◆ **Your goal**
Here are the records. Write out exactly the lines between the one holding "What data populates" and the one holding "Parse this screenshot: output", inclusive.

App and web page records
■ ■ ■ ■ ■
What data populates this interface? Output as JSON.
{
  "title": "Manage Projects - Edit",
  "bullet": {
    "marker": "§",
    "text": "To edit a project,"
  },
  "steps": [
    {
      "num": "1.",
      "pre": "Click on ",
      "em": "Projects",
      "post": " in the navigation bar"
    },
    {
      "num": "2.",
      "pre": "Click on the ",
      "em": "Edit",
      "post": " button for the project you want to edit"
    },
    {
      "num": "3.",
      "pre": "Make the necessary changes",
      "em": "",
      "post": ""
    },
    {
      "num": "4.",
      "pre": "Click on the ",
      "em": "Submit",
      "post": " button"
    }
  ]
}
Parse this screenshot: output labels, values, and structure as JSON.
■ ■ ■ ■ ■
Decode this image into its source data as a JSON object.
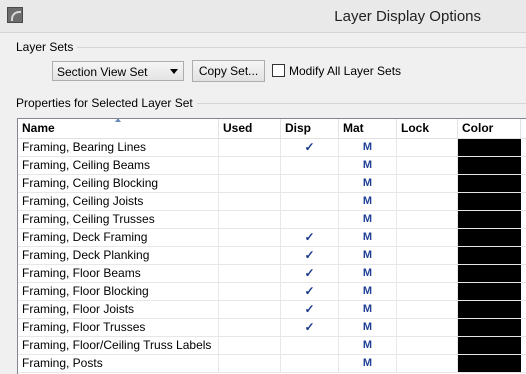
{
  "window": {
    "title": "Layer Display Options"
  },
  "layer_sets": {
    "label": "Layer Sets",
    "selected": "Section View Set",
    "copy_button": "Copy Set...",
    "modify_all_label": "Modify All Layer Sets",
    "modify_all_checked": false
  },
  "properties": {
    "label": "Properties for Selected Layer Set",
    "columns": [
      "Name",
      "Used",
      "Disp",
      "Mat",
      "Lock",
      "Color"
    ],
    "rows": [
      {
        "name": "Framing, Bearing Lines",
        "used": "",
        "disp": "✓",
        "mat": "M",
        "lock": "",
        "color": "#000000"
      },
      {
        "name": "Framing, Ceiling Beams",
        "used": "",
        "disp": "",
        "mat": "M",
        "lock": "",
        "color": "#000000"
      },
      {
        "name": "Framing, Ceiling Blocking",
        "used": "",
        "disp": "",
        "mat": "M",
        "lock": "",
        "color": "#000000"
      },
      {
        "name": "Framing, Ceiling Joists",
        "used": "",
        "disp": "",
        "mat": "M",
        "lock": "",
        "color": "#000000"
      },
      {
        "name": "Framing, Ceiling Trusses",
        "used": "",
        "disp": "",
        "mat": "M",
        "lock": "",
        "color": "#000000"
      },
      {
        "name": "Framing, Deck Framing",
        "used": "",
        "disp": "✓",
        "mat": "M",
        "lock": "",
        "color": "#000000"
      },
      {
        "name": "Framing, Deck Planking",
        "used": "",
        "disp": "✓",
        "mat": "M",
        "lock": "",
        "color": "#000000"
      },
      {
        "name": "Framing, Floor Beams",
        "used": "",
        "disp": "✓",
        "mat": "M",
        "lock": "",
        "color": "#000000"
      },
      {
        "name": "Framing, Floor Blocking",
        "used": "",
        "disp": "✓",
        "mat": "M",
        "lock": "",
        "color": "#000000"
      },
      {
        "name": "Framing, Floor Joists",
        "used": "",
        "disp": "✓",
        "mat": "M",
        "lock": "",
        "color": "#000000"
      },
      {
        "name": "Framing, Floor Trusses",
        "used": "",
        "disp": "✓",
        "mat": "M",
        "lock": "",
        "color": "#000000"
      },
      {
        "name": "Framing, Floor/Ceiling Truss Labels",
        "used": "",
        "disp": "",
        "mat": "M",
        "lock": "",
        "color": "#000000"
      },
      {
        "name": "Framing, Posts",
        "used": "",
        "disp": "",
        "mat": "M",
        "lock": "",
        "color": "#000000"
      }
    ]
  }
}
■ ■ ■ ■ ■
◆ **Solution to this problem**
What data populates this interface? Output as JSON.
{
  "title": "Manage Projects - Edit",
  "bullet": {
    "marker": "§",
    "text": "To edit a project,"
  },
  "steps": [
    {
      "num": "1.",
      "pre": "Click on ",
      "em": "Projects",
      "post": " in the navigation bar"
    },
    {
      "num": "2.",
      "pre": "Click on the ",
      "em": "Edit",
      "post": " button for the project you want to edit"
    },
    {
      "num": "3.",
      "pre": "Make the necessary changes",
      "em": "",
      "post": ""
    },
    {
      "num": "4.",
      "pre": "Click on the ",
      "em": "Submit",
      "post": " button"
    }
  ]
}
Parse this screenshot: output labels, values, and structure as JSON.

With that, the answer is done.